The ratio, considered a simplified way to assess an institution’s financial strength, will be calculated as total Tier 1 capital divided by average consolidated assets, both of which will continue to be computed as they currently are for the Call Report or FR Y-9C, as applicable. One of the key points of this new framework is that the institutions must maintain at least a 9% ratio. Institutions that fall below 9% but remain above 8% have a grace period of two quarters which will allow them to maintain their well-capitalized classification, provided they are in compliance going forward.
Conventional wisdom assumes that most if not all community banking institutions that qualify would opt-in and therefore welcome the reduced burden of computing and reporting their risk-weighted assets and risk-based capital ratios; however, many different perspectives have recently emerged as the final rule was reviewed by CFOs and others.
Under the new CBLR framework, the prompt corrective action guidelines by default, will change. Banks that opt into the new framework must maintain a leverage ratio above 9%. Consequently, once the grace period expires, entities with ratios between 8 and 9 will no longer be deemed well capitalized, despite the Act outlining 8% as the low end of an 8 – 10% range to qualify as such. Many who elect to opt-out are fearful that 9% will become the new “standard” when regulators assess safety and soundness, including during state exams. Many take issue with the opportunity cost of maintaining additional capital should 9% become the de facto standard. Particularly for institutions that are in a strong growth mode, that are contemplating a merger transaction or who have traditionally had lean capital levels, opting in creates a fundamental conflict between managing to a leverage ratio above 9% to benefit from the reduced regulatory reporting burden and strategic plans which could push capital levels below the minimum requirement. For these reasons, many industry insiders, including the ABA, believe that 8% is a more appropriate minimum leverage ratio. The adoption of the Current Expected Credit Loss (CECL) model will have a significant impact on capital because any increase in the required reserves recognized upon transition from the incurred loss model to CECL will be charged against opening retained earnings in the period of adoption. For some institutions, this amount is expected to be significant.

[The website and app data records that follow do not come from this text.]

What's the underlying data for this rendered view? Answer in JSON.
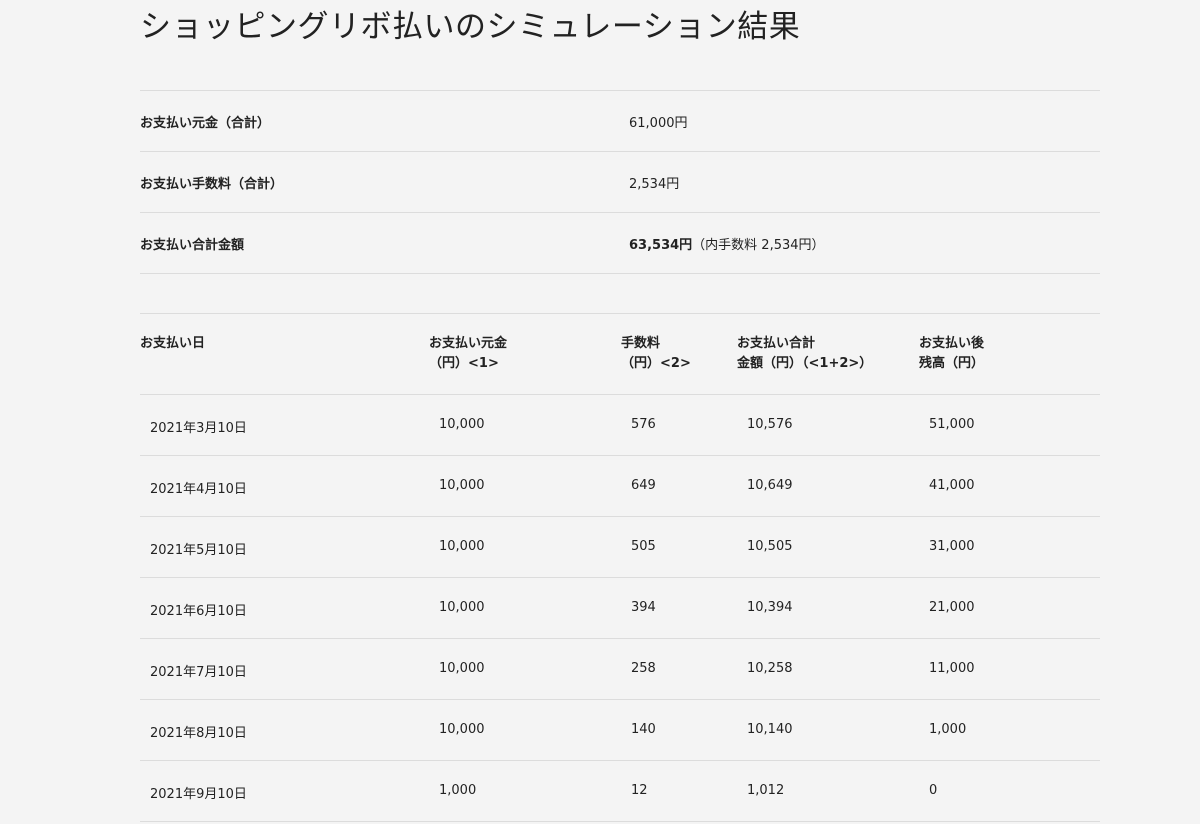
{
  "page": {
    "title": "ショッピングリボ払いのシミュレーション結果"
  },
  "summary": {
    "rows": [
      {
        "label": "お支払い元金（合計）",
        "value": "61,000円",
        "note": ""
      },
      {
        "label": "お支払い手数料（合計）",
        "value": "2,534円",
        "note": ""
      },
      {
        "label": "お支払い合計金額",
        "value": "63,534円",
        "note": "（内手数料 2,534円）"
      }
    ]
  },
  "schedule": {
    "headers": [
      {
        "line1": "お支払い日",
        "line2": ""
      },
      {
        "line1": "お支払い元金",
        "line2": "（円）<1>"
      },
      {
        "line1": "手数料",
        "line2": "（円）<2>"
      },
      {
        "line1": "お支払い合計",
        "line2": "金額（円）（<1+2>）"
      },
      {
        "line1": "お支払い後",
        "line2": "残高（円）"
      }
    ],
    "rows": [
      [
        "2021年3月10日",
        "10,000",
        "576",
        "10,576",
        "51,000"
      ],
      [
        "2021年4月10日",
        "10,000",
        "649",
        "10,649",
        "41,000"
      ],
      [
        "2021年5月10日",
        "10,000",
        "505",
        "10,505",
        "31,000"
      ],
      [
        "2021年6月10日",
        "10,000",
        "394",
        "10,394",
        "21,000"
      ],
      [
        "2021年7月10日",
        "10,000",
        "258",
        "10,258",
        "11,000"
      ],
      [
        "2021年8月10日",
        "10,000",
        "140",
        "10,140",
        "1,000"
      ],
      [
        "2021年9月10日",
        "1,000",
        "12",
        "1,012",
        "0"
      ]
    ]
  }
}
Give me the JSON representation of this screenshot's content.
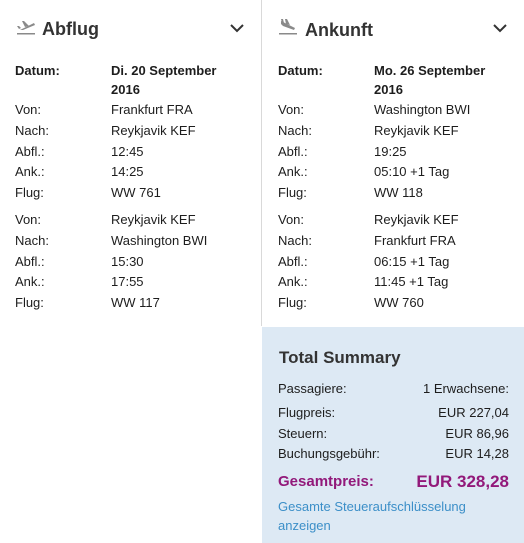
{
  "outbound": {
    "title": "Abflug",
    "date_label": "Datum:",
    "date_value_line1": "Di. 20 September",
    "date_value_line2": "2016",
    "segments": [
      {
        "from_label": "Von:",
        "from": "Frankfurt FRA",
        "to_label": "Nach:",
        "to": "Reykjavik KEF",
        "dep_label": "Abfl.:",
        "dep": "12:45",
        "arr_label": "Ank.:",
        "arr": "14:25",
        "flight_label": "Flug:",
        "flight": "WW 761"
      },
      {
        "from_label": "Von:",
        "from": "Reykjavik KEF",
        "to_label": "Nach:",
        "to": "Washington BWI",
        "dep_label": "Abfl.:",
        "dep": "15:30",
        "arr_label": "Ank.:",
        "arr": "17:55",
        "flight_label": "Flug:",
        "flight": "WW 117"
      }
    ]
  },
  "inbound": {
    "title": "Ankunft",
    "date_label": "Datum:",
    "date_value_line1": "Mo. 26 September",
    "date_value_line2": "2016",
    "segments": [
      {
        "from_label": "Von:",
        "from": "Washington BWI",
        "to_label": "Nach:",
        "to": "Reykjavik KEF",
        "dep_label": "Abfl.:",
        "dep": "19:25",
        "arr_label": "Ank.:",
        "arr": "05:10 +1 Tag",
        "flight_label": "Flug:",
        "flight": "WW 118"
      },
      {
        "from_label": "Von:",
        "from": "Reykjavik KEF",
        "to_label": "Nach:",
        "to": "Frankfurt FRA",
        "dep_label": "Abfl.:",
        "dep": "06:15 +1 Tag",
        "arr_label": "Ank.:",
        "arr": "11:45 +1 Tag",
        "flight_label": "Flug:",
        "flight": "WW 760"
      }
    ]
  },
  "summary": {
    "title": "Total Summary",
    "passengers_label": "Passagiere:",
    "passengers_value": "1 Erwachsene:",
    "fare_label": "Flugpreis:",
    "fare_value": "EUR 227,04",
    "taxes_label": "Steuern:",
    "taxes_value": "EUR 86,96",
    "booking_fee_label": "Buchungsgebühr:",
    "booking_fee_value": "EUR 14,28",
    "total_label": "Gesamtpreis:",
    "total_value": "EUR 328,28",
    "tax_breakdown_link": "Gesamte Steueraufschlüsselung anzeigen"
  },
  "icons": {
    "outbound": "plane-takeoff-icon",
    "inbound": "plane-landing-icon",
    "expand": "chevron-down-icon"
  },
  "colors": {
    "summary_bg": "#dde9f4",
    "total": "#92197a",
    "link": "#3c8fc8"
  }
}
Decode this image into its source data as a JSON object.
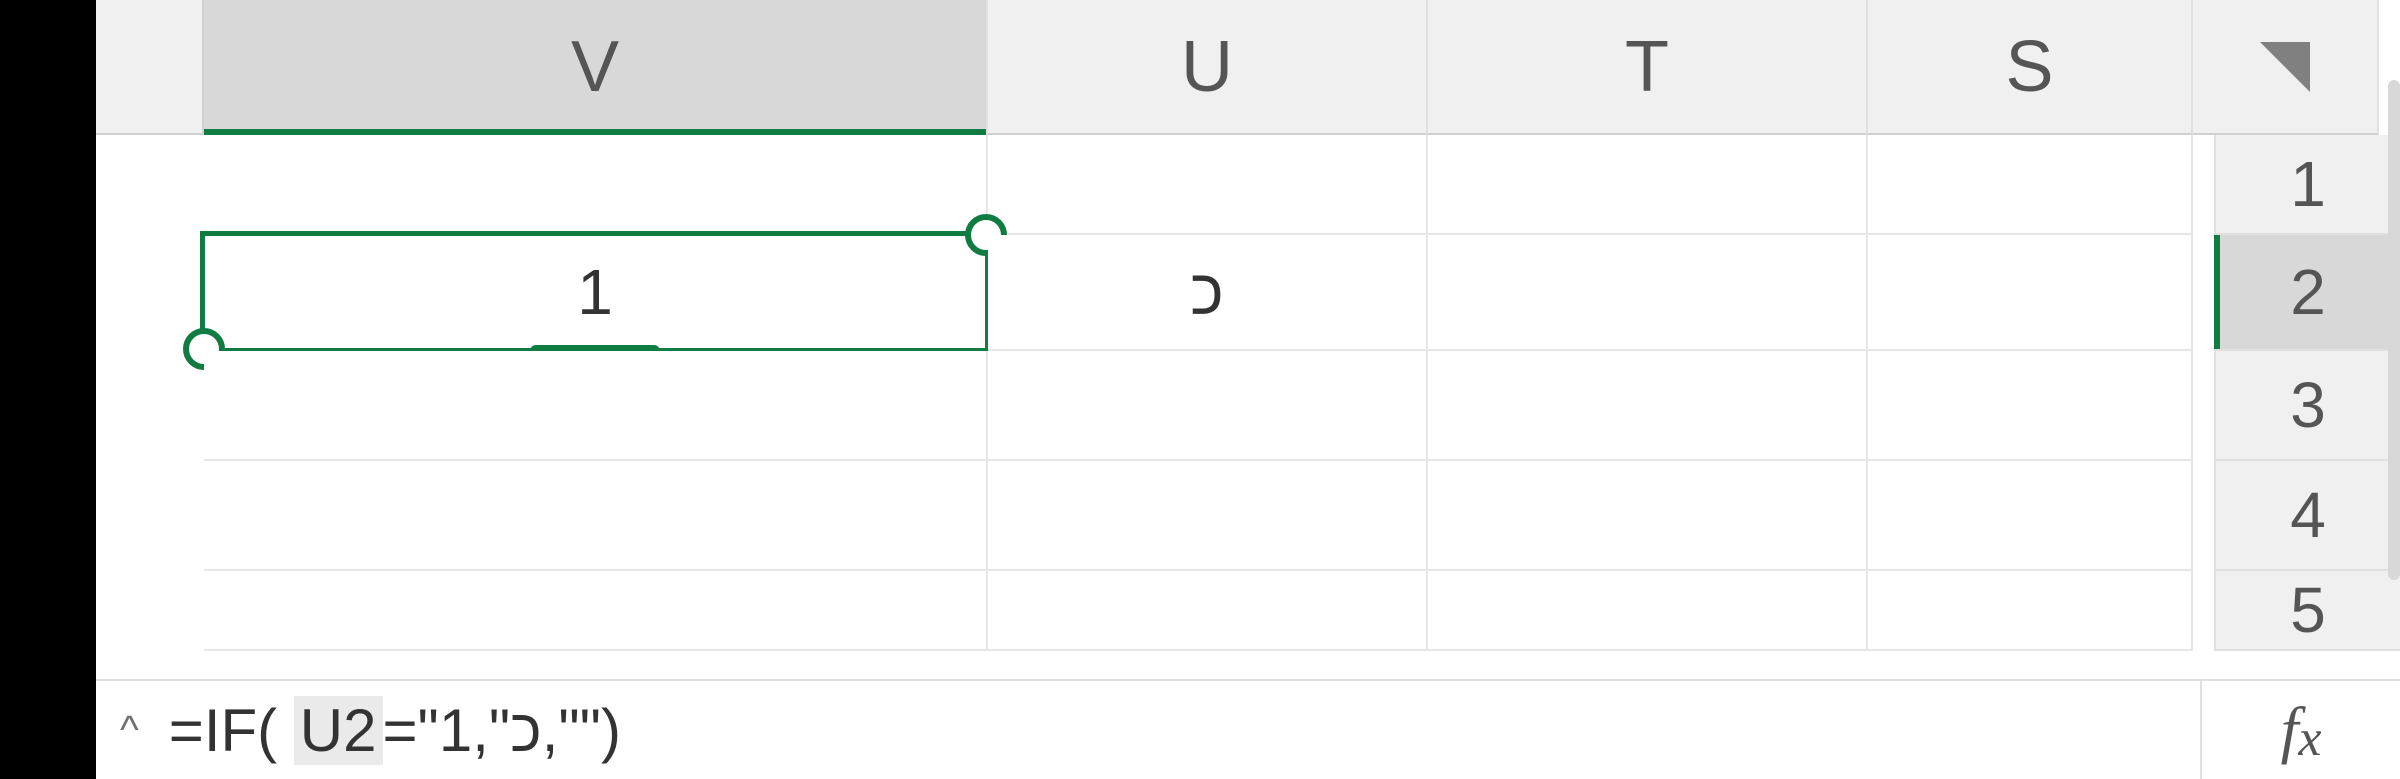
{
  "columns": {
    "V": "V",
    "U": "U",
    "T": "T",
    "S": "S"
  },
  "rows": {
    "r1": "1",
    "r2": "2",
    "r3": "3",
    "r4": "4",
    "r5": "5"
  },
  "cells": {
    "V2": "1",
    "U2": "כ"
  },
  "active_cell": "V2",
  "active_column": "V",
  "active_row": "2",
  "formula_bar": {
    "prefix": "=IF(",
    "ref": "U2",
    "suffix": " =\"כ\",1,\"\")",
    "fx_label_f": "f",
    "fx_label_x": "x"
  },
  "colors": {
    "selection": "#107c41"
  }
}
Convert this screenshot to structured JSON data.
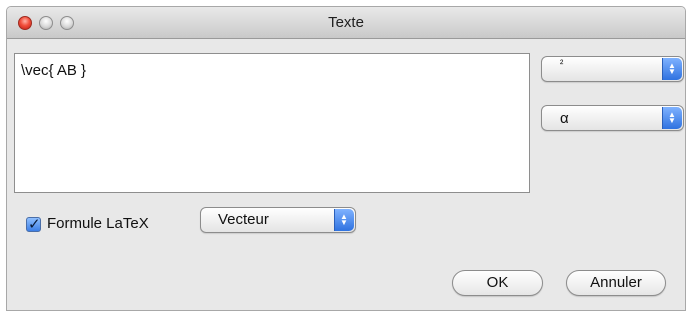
{
  "window": {
    "title": "Texte"
  },
  "editor": {
    "content": "\\vec{ AB }"
  },
  "superscript_popup": {
    "selected": "²"
  },
  "greek_popup": {
    "selected": "α"
  },
  "latex_checkbox": {
    "label": "Formule LaTeX",
    "checked": true
  },
  "type_popup": {
    "selected": "Vecteur"
  },
  "buttons": {
    "ok": "OK",
    "cancel": "Annuler"
  },
  "icons": {
    "close": "close-icon",
    "minimize": "minimize-icon",
    "zoom": "zoom-icon",
    "popup_arrows": "up-down-arrows-icon",
    "check": "checkmark-icon"
  },
  "colors": {
    "accent": "#3c7fe6",
    "close_button": "#f2503d"
  }
}
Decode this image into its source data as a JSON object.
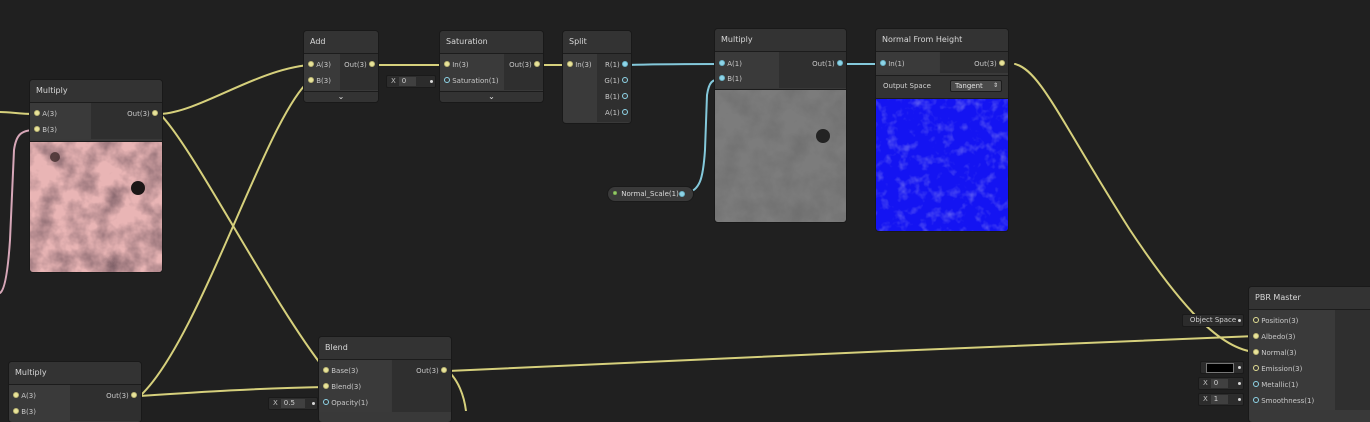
{
  "colors": {
    "background": "#202020",
    "node_body": "#393939",
    "wire_vector3": "#d6d07c",
    "wire_vector1": "#84c9db",
    "wire_pink": "#d7a7b8"
  },
  "nodes": {
    "multiply_1": {
      "title": "Multiply",
      "inputs": [
        "A(3)",
        "B(3)"
      ],
      "outputs": [
        "Out(3)"
      ]
    },
    "multiply_2": {
      "title": "Multiply",
      "inputs": [
        "A(3)",
        "B(3)"
      ],
      "outputs": [
        "Out(3)"
      ]
    },
    "add": {
      "title": "Add",
      "inputs": [
        "A(3)",
        "B(3)"
      ],
      "outputs": [
        "Out(3)"
      ]
    },
    "saturation": {
      "title": "Saturation",
      "inputs": [
        "In(3)",
        "Saturation(1)"
      ],
      "outputs": [
        "Out(3)"
      ],
      "inline_axis": "X",
      "inline_value": "0"
    },
    "split": {
      "title": "Split",
      "inputs": [
        "In(3)"
      ],
      "outputs": [
        "R(1)",
        "G(1)",
        "B(1)",
        "A(1)"
      ]
    },
    "multiply_3": {
      "title": "Multiply",
      "inputs": [
        "A(1)",
        "B(1)"
      ],
      "outputs": [
        "Out(1)"
      ]
    },
    "normal_from_height": {
      "title": "Normal From Height",
      "inputs": [
        "In(1)"
      ],
      "outputs": [
        "Out(3)"
      ],
      "option_label": "Output Space",
      "option_value": "Tangent"
    },
    "normal_scale": {
      "label": "Normal_Scale(1)"
    },
    "blend": {
      "title": "Blend",
      "inputs": [
        "Base(3)",
        "Blend(3)",
        "Opacity(1)"
      ],
      "outputs": [
        "Out(3)"
      ],
      "inline_axis": "X",
      "inline_value": "0.5"
    },
    "pbr_master": {
      "title": "PBR Master",
      "inputs": [
        "Position(3)",
        "Albedo(3)",
        "Normal(3)",
        "Emission(3)",
        "Metallic(1)",
        "Smoothness(1)"
      ],
      "position_space": "Object Space",
      "metallic_axis": "X",
      "metallic_value": "0",
      "smoothness_axis": "X",
      "smoothness_value": "1"
    }
  }
}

Although it cannot be disputed that the compliance costs of regulatory reporting for community banks are increasing exponentially, there are times when well-intentioned improvements can create even larger and more costly issues. Choosing whether or not to “opt-in” and apply the CBLR framework should be done only after a careful assessment and consideration of your institution’s specific circumstances. For additional information, please contact Angelo N. Spaneas or your BNN advisor at 800.244.7444.
Disclaimer of Liability: This publication is intended to provide general information to our clients and friends. It does not constitute accounting, tax, investment, or legal advice; nor is it intended to convey a thorough treatment of the subject matter.